Here's the first of my five guest spots on the new public radio morning show "The Takeaway." I'll be on every day this week. (I particularly like how they work George W. Bush's voice into the intro-clip.)
A very positive, and thoughtful, review by Laura Miller.
As someone who has always resisted genetic determinism while still subscribing to the secular mystery religion of talent, I confess that The Genius in All of Us has quietly blown my mind. But the book's premise has far more profound implications for social policy....While The Genius in All of Us isn't an inventive, sensitive piece of writing like Shenk's celebrated book on Alzheimer's disease, The Forgetting, it isn't meant to be; he has deliberately stripped it down to communicate a handful of insurrectionary ideas as simply and unequivocally as possible.

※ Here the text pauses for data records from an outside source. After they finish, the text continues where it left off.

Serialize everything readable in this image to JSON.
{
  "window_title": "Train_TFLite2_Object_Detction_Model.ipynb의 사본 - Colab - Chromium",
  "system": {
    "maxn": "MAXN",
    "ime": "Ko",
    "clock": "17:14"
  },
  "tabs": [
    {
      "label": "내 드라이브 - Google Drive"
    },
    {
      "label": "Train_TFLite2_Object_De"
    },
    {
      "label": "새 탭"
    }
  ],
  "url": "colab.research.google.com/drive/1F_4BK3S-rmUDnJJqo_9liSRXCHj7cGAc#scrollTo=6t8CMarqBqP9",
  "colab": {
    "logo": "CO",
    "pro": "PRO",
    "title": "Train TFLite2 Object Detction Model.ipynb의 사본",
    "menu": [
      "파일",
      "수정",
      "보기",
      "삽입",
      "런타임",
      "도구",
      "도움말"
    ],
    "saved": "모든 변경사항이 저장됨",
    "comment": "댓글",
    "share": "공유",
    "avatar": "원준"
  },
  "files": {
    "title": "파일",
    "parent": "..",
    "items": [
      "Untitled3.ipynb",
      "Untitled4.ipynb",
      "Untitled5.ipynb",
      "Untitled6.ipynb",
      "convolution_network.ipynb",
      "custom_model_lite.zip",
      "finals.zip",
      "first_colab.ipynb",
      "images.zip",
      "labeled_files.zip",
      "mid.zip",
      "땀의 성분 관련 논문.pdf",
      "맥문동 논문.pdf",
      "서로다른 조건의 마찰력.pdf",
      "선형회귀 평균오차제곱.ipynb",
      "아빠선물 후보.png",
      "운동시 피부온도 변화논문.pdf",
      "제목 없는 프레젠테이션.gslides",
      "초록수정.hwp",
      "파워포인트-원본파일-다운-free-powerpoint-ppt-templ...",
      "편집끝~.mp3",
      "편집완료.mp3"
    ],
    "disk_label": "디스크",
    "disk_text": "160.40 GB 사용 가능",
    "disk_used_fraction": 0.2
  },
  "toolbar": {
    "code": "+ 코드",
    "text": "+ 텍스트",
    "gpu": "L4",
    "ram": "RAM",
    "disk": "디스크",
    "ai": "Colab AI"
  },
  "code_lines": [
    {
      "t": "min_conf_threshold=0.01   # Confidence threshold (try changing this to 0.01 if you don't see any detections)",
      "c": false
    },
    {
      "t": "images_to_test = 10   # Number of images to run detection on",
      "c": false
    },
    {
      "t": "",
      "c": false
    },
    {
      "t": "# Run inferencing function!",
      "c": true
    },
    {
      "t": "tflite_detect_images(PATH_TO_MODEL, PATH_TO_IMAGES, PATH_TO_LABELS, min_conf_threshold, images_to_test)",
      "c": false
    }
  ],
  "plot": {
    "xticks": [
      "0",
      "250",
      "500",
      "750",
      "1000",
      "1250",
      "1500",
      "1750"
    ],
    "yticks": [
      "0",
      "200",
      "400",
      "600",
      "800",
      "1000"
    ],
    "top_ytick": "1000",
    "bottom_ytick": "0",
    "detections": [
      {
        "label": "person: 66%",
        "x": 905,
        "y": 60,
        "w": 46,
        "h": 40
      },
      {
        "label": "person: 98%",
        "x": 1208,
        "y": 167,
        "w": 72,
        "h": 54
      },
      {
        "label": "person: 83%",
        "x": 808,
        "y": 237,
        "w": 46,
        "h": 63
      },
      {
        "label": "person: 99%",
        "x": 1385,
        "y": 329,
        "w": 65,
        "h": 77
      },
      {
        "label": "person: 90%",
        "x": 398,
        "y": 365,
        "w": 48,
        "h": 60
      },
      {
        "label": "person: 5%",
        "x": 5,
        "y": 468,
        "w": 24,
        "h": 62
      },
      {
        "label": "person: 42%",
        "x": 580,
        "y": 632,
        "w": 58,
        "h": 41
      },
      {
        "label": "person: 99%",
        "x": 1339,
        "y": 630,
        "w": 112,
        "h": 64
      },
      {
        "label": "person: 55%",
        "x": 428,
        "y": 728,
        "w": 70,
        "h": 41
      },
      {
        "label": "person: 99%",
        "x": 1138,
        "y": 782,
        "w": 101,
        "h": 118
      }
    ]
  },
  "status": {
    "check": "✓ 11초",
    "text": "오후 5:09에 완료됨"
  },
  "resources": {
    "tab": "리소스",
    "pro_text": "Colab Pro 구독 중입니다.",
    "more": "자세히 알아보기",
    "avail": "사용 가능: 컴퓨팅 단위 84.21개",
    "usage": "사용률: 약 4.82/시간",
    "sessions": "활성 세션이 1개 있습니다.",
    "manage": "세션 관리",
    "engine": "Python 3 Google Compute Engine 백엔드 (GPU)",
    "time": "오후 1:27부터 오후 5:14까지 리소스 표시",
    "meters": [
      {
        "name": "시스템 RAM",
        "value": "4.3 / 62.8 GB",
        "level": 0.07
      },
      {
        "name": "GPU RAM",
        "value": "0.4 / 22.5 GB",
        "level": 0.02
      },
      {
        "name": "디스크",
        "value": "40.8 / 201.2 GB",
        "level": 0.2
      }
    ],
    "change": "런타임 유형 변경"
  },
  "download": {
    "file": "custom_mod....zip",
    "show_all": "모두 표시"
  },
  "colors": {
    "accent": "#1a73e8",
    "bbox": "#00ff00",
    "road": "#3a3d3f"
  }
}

"In The Genius in All of Us Shenk beautifully explains why the nature-nurture debate is dead. It is not just the genes we are born with, but how we are raised and what opportunities are open to us that determine how smart we will become. Nurture and experience reshape our genes, and thus our brain. Shenk argues that the idea we are either born with genius or talent, or we aren’t, is simply untrue. The notion that relentless, deliberate practice changes the brain and thus our abilities has been undervalued over the past 30 years in favor of the concept of “innate giftedness.” Practice, practice, practice (some say 10,000 hours or more) is what it takes. Shenk argues that it is just some fantasy that effortless, gifted genius is born and not made. He marshals evidence to show that genetic factors do not trump environmental factors but rather work in concert with them. Shenk notes that by the sweat of our brow we can train ourselves to be successful--even if we are born with only average genetic talent. Scientists know that how we are raised and how we are trained affects the expression of our genes. If you think you’ve reached your talent limit, think again, Shenk says. It’s not just in your genes, he says, but in the intensity of your motivation. Ambition, persistence, and self-discipline are not just products of genes, but can be shaped by nurture and environment. Certainly it is important to have good genes, but that determines at most only 50 percent of your talent. He underscores the point that intelligence is made up of the skills that a person has developed--with an emphasis on “developed”--through hard work. Encouraging ourselves and our children to work hard requires being surrounded by others also wanting to achieve striving for excellence. Moreover, Shenk gives the hopeful message not just for kids, but also for adults. Happily for us, the human brain remains plastic, changeable and trainable well into old age. So no matter how old you are, if you’d like to be smarter--get to work!"
Louann Brizendine, M.D.,author of The Female Brainand The Male Brain, is a diplomat of the American Board of Psychiatry and Neurology and the National Board of Medical Examiners, and is clinical professor of psychiatry at UCSF. She is founder and director of the Women's Mood and Hormone Clinic and the Teen Girl Mood and Hormone Clinic. After receiving her medical degree from Yale University School of Medicine in New Haven, Connecticut, she completed an internship in medicine and neurology at Harvard Medical School's Brigham and Women's Hospital, and a residency in psychiatry at the Massachusetts Mental Health Center of Harvard Medical School. She sits on the boards of many prestigious peer reviewed journals and is the recipient of numerous honors and awards.